The newborns slept peacefully, cradled in the arms of their mothers, while researchers gently attached 128 electrodes to their tiny heads.
Each infant then heard two recordings, one of their mom pronouncing a single syllable and one of a female nurse making the same sound. But the reaction in their brains - as recorded by the electrodes - was completely different, scientists at the University of Montreal discovered.
Mom's voice activated circuitry in the left hemisphere that is associated with language processing as well as the area that controls the movement of the mouth during speech, said University of Montreal psychologist Maryse Lassonde. The nurse's voice activated the right side of the brain, which is associated with voice recognition.
The 16 newborns were tested within 24 hours of their birth, and the distinct way they responded to such similar sounds suggest that mothers jump-start the process of learning language in their babies. The work, published this week in the journal Cerebral Cortex, adds to growing understanding of how infants start to learn language from the minute they are born.
"It is amazing what babies can do," says Dr. Lassonde, who also works at the Saint-Justine University Hospital Research Centre.
Previous research has shown that when babies hear an "A" for example, they will make the mouth shapes needed to imitate the sound, even if it is the first time they have heard it spoken.
"The baby hears the sound and tries to reproduce it," said Dr. Lassonde. This explains why the brain circuitry that controls the mouth and tongue during speech was active when each infant listened to the voice of his or her mother.
Dr. Lassonde and her colleagues are now doing a similar experiment to see if preterm babies respond in the same way. She is also interested in the role of fathers in helping their newborns learn language.
One of the babies who took part in the experiment was her granddaughter, Maika Ptito-Brisson. Her father's voice triggered a huge response in her brain, said Dr. Lassonde, but it will take another experiment to see if this is the case with other infants.
The two recordings the babies heard lasted less than a second, the time it takes to pronounce a short "A" vowel sound. But the response was dramatic, even if the newborns were dozing.
It wasn't painful for them to have the electrodes put on their heads, Dr. Lassonde said. Each one had a small sponge on its end, which became sticky when dipped in lukewarm water.
The babies stayed in the arms of their mothers the entire time, and their heartbeats and temperature were carefully monitored.
The work builds on earlier discoveries that babies have an innate capacity for learning language. Newborns prefer hearing speech to non-speech sounds and can discriminate words that convey meaning on their own - nouns and verbs - from those that don't, such as articles and conjunctions.
At six months, they recognize sounds from many languages, not just the ones spoken by their parents. They lose that ability before they turn one, unless they hear a language consistently.
Just as babies seem built to learn language, mothers and fathers also seem naturally to change the way they speak to their infants.
"Motherese," as it is called, is high-pitched, slow-motion and repetitive, but research suggests it is what babies need to hear.

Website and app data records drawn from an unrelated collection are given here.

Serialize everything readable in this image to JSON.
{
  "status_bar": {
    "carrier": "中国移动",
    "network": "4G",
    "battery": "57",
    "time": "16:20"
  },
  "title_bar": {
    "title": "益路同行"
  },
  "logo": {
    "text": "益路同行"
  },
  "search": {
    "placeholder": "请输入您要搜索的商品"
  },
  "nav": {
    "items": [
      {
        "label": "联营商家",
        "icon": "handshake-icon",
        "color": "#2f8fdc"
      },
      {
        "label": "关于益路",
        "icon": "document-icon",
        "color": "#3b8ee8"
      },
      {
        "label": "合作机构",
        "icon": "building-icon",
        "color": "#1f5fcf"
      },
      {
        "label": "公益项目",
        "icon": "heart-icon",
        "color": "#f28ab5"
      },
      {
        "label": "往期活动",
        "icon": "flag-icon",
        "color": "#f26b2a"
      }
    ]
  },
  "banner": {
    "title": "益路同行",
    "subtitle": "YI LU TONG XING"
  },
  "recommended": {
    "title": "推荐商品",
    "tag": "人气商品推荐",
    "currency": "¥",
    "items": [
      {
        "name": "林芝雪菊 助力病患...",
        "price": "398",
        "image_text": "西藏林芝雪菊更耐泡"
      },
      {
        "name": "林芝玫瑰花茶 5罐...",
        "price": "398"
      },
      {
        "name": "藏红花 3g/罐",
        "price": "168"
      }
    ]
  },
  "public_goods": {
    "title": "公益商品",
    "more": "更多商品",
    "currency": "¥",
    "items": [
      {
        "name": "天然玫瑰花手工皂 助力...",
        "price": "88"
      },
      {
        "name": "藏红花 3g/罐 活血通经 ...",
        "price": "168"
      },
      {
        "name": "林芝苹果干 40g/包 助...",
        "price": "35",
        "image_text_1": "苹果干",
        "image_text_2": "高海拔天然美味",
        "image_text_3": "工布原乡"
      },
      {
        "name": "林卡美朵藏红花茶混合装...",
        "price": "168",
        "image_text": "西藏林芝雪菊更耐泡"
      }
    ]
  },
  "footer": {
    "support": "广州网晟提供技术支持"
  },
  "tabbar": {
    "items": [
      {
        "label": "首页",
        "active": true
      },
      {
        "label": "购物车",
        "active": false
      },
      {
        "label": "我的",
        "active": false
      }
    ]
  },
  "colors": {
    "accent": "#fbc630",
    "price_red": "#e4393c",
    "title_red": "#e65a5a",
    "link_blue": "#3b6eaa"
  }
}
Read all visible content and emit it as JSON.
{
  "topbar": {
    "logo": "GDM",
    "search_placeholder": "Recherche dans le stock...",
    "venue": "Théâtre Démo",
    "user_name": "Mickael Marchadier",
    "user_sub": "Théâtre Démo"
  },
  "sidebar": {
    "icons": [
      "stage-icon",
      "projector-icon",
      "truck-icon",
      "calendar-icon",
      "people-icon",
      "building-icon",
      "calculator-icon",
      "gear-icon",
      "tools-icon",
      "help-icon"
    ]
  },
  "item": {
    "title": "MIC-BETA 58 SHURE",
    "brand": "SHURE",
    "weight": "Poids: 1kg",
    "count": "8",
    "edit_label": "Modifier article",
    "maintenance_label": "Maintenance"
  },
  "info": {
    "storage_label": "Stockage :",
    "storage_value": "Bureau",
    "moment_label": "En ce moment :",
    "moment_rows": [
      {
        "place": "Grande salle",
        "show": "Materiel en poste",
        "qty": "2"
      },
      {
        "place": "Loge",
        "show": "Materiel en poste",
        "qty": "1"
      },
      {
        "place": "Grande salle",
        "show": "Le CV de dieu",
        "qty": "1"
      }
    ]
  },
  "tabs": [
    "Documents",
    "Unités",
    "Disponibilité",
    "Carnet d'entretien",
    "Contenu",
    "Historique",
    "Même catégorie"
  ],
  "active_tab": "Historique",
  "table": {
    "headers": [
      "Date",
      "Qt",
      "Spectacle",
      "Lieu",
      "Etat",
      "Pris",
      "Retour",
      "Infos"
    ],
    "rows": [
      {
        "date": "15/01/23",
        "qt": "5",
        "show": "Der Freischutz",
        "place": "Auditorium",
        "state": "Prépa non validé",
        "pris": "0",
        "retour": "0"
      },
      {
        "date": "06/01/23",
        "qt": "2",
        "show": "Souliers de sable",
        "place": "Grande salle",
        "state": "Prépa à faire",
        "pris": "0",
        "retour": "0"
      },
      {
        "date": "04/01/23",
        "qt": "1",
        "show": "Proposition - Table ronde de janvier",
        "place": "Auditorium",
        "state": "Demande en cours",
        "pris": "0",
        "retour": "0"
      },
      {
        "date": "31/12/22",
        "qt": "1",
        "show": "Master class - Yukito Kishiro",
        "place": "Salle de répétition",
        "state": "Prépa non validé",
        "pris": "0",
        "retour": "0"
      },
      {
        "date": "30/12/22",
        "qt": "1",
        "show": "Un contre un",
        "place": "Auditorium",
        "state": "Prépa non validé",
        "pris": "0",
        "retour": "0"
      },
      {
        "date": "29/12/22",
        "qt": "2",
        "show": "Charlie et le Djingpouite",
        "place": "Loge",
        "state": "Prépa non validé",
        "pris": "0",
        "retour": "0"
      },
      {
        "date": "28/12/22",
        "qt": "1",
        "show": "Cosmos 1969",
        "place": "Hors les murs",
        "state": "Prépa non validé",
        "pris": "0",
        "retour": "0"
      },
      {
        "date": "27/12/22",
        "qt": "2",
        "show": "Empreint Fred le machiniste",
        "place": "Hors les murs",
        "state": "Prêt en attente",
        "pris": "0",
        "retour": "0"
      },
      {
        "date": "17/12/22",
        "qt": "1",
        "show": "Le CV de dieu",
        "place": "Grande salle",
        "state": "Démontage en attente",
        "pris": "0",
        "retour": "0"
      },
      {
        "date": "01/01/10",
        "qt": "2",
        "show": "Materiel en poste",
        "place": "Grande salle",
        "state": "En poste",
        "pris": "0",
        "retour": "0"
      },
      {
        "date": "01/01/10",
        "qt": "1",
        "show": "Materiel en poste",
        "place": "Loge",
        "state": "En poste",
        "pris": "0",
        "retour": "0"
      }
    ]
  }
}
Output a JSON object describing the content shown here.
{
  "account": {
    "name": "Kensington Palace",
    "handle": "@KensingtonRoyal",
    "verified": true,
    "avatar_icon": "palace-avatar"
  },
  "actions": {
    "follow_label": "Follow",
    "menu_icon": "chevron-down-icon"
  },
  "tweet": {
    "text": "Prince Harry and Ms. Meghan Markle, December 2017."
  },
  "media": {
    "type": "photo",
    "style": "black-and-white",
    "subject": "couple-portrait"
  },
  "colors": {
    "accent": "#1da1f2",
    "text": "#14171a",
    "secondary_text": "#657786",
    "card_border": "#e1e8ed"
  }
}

To make sure the infants in the study weren't simply responding to "motherese," Dr. Lassonde and her colleagues asked a nurse who has children to make the same "A" sound as the mothers. The moms also met the nurse several times before they gave birth, so their infants heard the nurse's voice while they were in the womb.